  • Acts as the change agents for society, seizing opportunities others miss and improving systems, inventing new approaches and creating sustainable solutions to change society for the better. However, unlike business entrepreneurs who are motivated by profits, social entrepreneurs are motivated to improve society. Despite this difference, social entrepreneurs are just as innovative and change-oriented as their business counterparts, searching for new and better ways to solve the problems that plague society.


  • The art of persistently and creatively leveraging resources to capitalize upon marketplace opportunities in order to achieve sustainable social change.


  • A novel solution to a social problem that is more effective, efficient, sustainable, or just than existing solutions and for which the value created accrues primarily to society as a whole rather than private individuals.


  • A new business, at the earliest stages of development and financing.


  • Generating and validating ideas in a repeatable and more predictable way. As a process, innovation can be systematized to bring unprecedented efficiencies and ROI to idea generation, research, problem solving, market and technology landscaping.


  • Technology push is the process of pushing a technology on to the market through RD&D or production and sales functions. It can refer either to firm activities or to public sector policies and measures designed to promote innovation. It is often linked to or used in dichotomy with demand pull


  • Stands for the Theory of Inventive Problem Solving; method of innovation developed in Russia by Genrich Altschuller.


  • Money used to support new or unusual business ventures that exhibit above-average growth rates, significant potential for market expansion and are in need of additional financing to sustain growth or further research and development; equity or venture financing traditionally provided at the commercialization stage, increasingly available prior to commercialization.

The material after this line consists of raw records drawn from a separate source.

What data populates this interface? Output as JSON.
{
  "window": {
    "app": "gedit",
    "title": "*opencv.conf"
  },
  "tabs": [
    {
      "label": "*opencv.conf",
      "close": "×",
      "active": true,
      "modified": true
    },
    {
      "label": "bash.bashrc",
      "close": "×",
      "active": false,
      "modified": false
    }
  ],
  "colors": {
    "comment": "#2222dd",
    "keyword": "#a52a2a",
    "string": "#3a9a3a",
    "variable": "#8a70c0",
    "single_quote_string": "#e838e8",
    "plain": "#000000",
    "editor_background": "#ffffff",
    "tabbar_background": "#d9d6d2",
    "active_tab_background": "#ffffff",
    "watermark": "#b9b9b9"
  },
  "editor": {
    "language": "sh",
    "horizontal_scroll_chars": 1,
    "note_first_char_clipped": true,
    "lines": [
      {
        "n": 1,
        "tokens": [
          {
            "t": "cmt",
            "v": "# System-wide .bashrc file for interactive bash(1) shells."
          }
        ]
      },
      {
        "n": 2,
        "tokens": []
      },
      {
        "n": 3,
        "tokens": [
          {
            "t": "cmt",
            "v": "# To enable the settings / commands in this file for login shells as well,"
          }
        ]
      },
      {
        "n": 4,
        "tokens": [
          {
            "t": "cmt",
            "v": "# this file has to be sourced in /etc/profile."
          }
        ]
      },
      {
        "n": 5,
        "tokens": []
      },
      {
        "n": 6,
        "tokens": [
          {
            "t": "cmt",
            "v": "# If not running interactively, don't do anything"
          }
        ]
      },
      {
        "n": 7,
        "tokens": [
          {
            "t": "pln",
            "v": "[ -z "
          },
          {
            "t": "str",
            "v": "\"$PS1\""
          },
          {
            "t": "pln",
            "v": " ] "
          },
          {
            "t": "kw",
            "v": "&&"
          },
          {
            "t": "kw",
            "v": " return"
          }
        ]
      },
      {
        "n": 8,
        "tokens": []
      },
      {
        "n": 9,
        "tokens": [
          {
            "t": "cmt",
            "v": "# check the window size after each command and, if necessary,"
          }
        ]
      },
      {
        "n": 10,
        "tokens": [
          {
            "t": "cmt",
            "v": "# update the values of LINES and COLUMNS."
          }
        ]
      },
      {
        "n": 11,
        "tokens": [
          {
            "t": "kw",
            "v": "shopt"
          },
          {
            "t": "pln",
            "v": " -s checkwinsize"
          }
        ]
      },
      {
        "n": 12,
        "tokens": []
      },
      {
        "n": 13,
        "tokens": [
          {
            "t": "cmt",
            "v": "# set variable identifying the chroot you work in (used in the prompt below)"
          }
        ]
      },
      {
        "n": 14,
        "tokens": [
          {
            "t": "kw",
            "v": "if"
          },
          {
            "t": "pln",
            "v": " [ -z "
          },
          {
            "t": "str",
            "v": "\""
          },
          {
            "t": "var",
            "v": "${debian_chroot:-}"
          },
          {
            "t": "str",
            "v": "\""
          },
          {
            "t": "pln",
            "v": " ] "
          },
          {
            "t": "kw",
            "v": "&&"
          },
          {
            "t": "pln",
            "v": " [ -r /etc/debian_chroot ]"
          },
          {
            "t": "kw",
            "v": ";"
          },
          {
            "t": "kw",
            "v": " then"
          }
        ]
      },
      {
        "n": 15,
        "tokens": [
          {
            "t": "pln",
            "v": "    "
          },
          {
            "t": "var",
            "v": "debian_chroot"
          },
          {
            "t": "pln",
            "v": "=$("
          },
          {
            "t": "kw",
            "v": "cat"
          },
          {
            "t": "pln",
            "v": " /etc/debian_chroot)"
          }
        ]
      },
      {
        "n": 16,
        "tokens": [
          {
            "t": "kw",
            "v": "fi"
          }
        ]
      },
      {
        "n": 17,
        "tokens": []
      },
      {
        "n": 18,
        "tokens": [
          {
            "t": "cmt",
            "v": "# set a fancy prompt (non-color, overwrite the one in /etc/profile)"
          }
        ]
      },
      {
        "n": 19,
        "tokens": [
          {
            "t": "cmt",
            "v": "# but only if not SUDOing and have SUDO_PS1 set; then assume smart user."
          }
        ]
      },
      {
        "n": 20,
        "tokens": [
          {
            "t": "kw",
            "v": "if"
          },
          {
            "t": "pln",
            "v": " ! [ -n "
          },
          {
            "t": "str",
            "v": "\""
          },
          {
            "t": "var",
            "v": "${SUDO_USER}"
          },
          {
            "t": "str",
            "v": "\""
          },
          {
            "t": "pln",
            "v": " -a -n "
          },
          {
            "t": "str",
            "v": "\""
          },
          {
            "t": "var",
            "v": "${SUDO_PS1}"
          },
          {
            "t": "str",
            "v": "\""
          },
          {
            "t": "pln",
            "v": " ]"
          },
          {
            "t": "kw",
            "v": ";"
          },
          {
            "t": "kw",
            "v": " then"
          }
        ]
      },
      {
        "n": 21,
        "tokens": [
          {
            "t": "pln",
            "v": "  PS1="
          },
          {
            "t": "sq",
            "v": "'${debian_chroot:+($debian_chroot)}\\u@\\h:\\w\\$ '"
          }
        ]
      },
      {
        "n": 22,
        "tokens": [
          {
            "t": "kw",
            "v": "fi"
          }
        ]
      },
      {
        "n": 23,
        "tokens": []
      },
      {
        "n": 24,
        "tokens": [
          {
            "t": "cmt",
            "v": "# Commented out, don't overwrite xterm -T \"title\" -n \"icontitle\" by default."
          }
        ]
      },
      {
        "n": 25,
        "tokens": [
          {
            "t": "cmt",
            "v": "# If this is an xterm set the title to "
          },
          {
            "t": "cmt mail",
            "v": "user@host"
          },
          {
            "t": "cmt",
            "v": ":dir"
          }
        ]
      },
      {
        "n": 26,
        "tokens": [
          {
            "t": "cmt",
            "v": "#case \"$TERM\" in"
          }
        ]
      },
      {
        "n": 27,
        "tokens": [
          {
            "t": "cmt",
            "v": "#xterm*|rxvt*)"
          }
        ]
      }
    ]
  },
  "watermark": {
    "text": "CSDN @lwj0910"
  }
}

  • An entrepreneur building a high-risk-high-return venture around a new-to-the-world product or service.